George Mason University "inadvertently" warned students about an armed person on campus on Tuesday morning. There is no threat, the Northern Virginia school quickly said in a follow-up message.
The frightening warning appeared on the school's official Twitter account: "A person with a weapon is on the Fairfax campus and considered dangerous. Take shelter in a safe location and lock/block door. Defend yourself if necessary. Avoid campus."
The 10:45 a.m. tweet was deleted. At 10:50 a.m., a new tweet said: "Mason Alert:There is no emergency at George Mason University. This message was inadvertently sent.
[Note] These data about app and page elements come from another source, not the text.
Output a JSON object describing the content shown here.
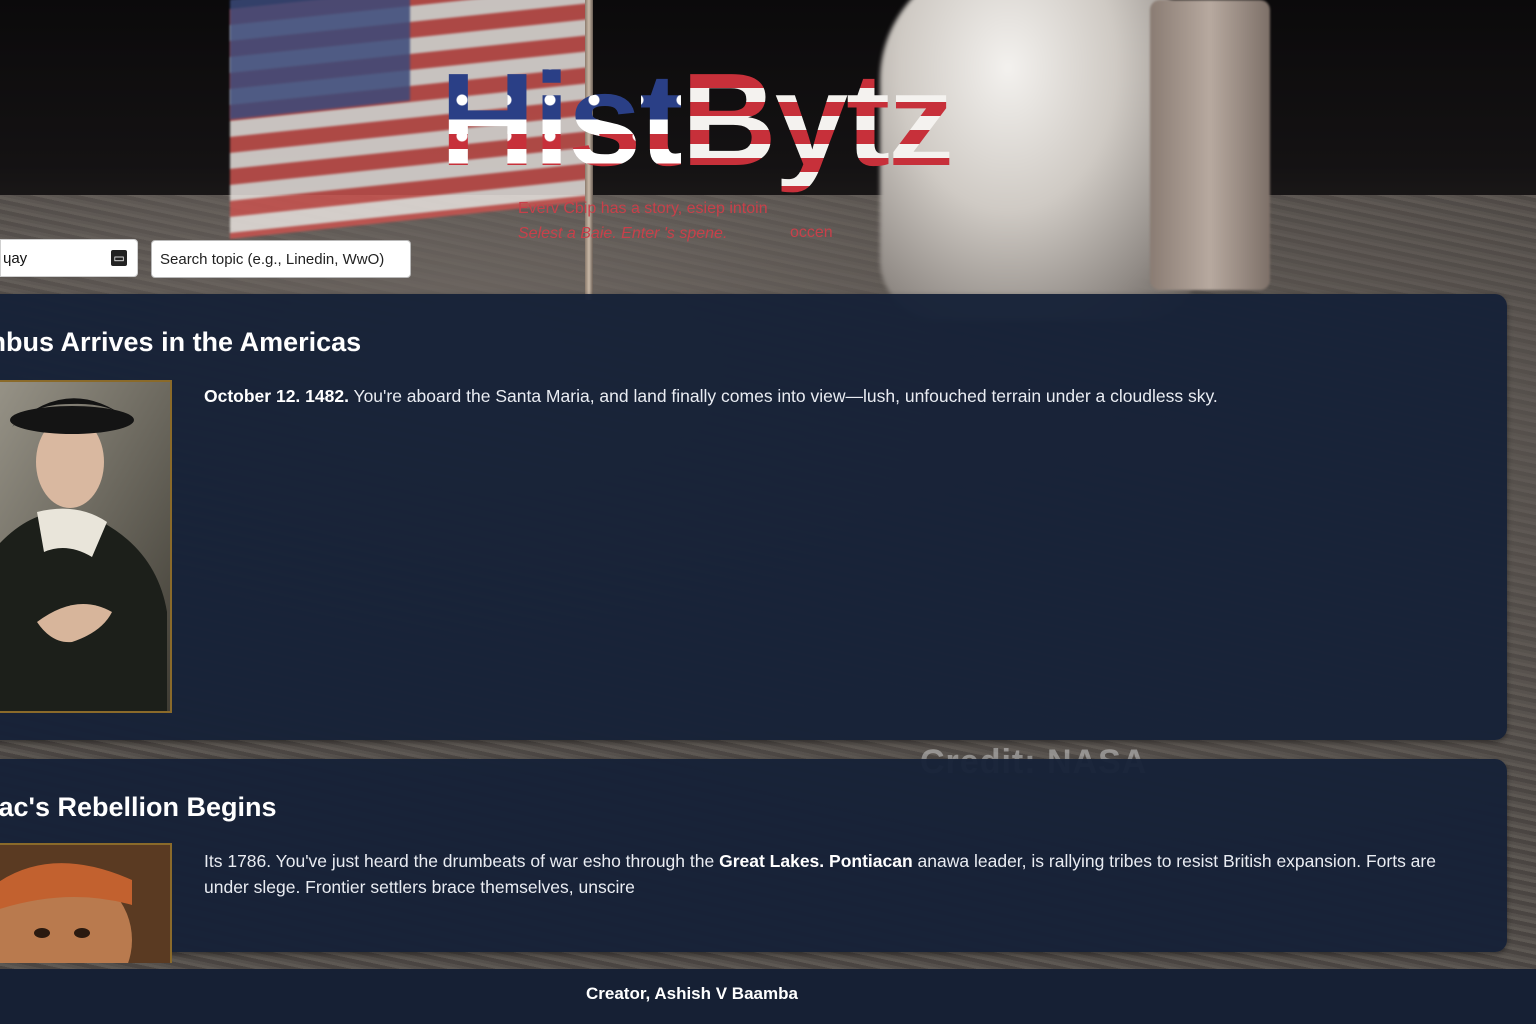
{
  "background": {
    "credit": "Credit: NASA"
  },
  "header": {
    "logo_part1": "Hist",
    "logo_part2": "Bytz",
    "tagline_line1": "Everv Cbip has a story, esiep intoin",
    "tagline_line2": "Selest a Baie. Enter 's spene.",
    "tagline_extra": "occen"
  },
  "search": {
    "date_value": "ɥay",
    "topic_placeholder": "Search topic (e.g., Linedin, WwO)"
  },
  "cards": [
    {
      "title": "mbus Arrives in the Americas",
      "date": "October 12. 1482.",
      "text": "You're aboard the Santa Maria, and land finally comes into view—lush, unfouched terrain under a cloudless sky."
    },
    {
      "title": "tiac's Rebellion Begins",
      "text_start": "Its 1786. You've just heard the drumbeats of war esho through the",
      "bold_1": "Great Lakes.",
      "bold_2": "Pontiacan",
      "text_end": "anawa leader, is rallying tribes to resist British expansion. Forts are under slege. Frontier settlers brace themselves, unscire"
    }
  ],
  "footer": {
    "text": "Creator, Ashish V Baamba"
  },
  "colors": {
    "card_bg": "#162137",
    "tagline": "#c8404a",
    "footer_bg": "#162034"
  }
}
See email for more information."
The school sent a campus-wide email at 10:45 a.m. with an initial sentence describing an emergency, followed by a sentence saying it was only a test.
The school's safety director apologized for the false alarm and said a company the university works with accidentally sent the alerts.
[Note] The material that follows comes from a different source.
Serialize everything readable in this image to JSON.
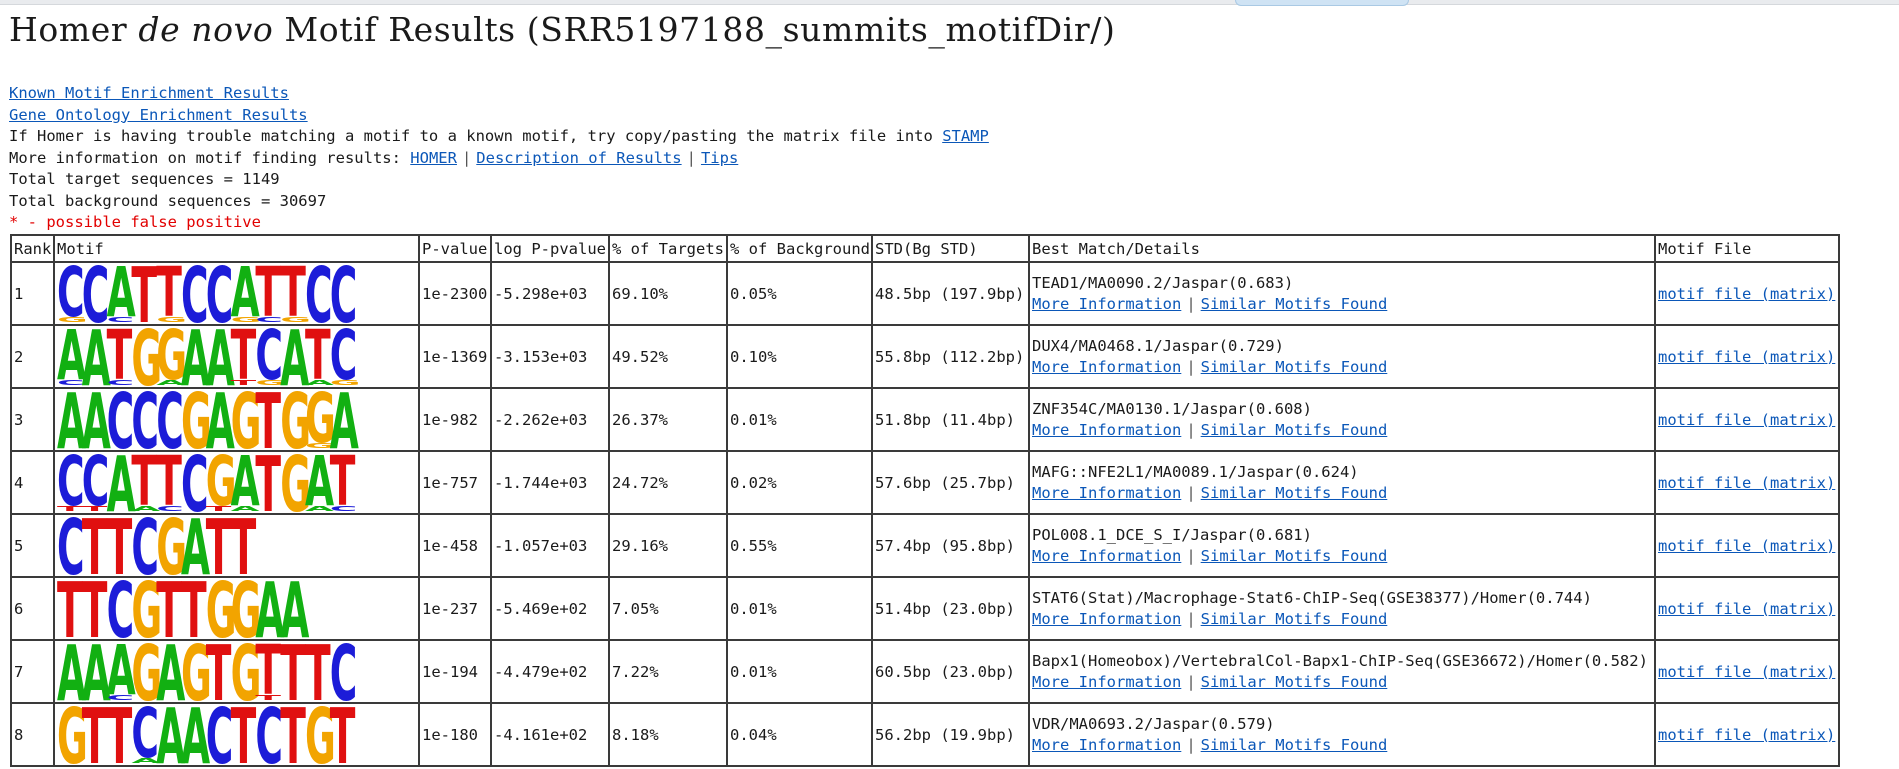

"The message was sent inadvertently by one of the university’s emergency notification system software vendors. It was not initiated by anyone on our campus," David Farris said in a letter to students and staff.
"We understand that this was a frightening experience for our community and apologize for the fear it may have caused," Farris continued.
The safety director did not name the company. The university will determine how the message was sent and make sure it doesn't happen again, he said.
The scare comes a day before freshmen are set to move in on Wednesday.
A similar incident occurred last year at Montgomery College.
Stay with News4 for more details on this developing story.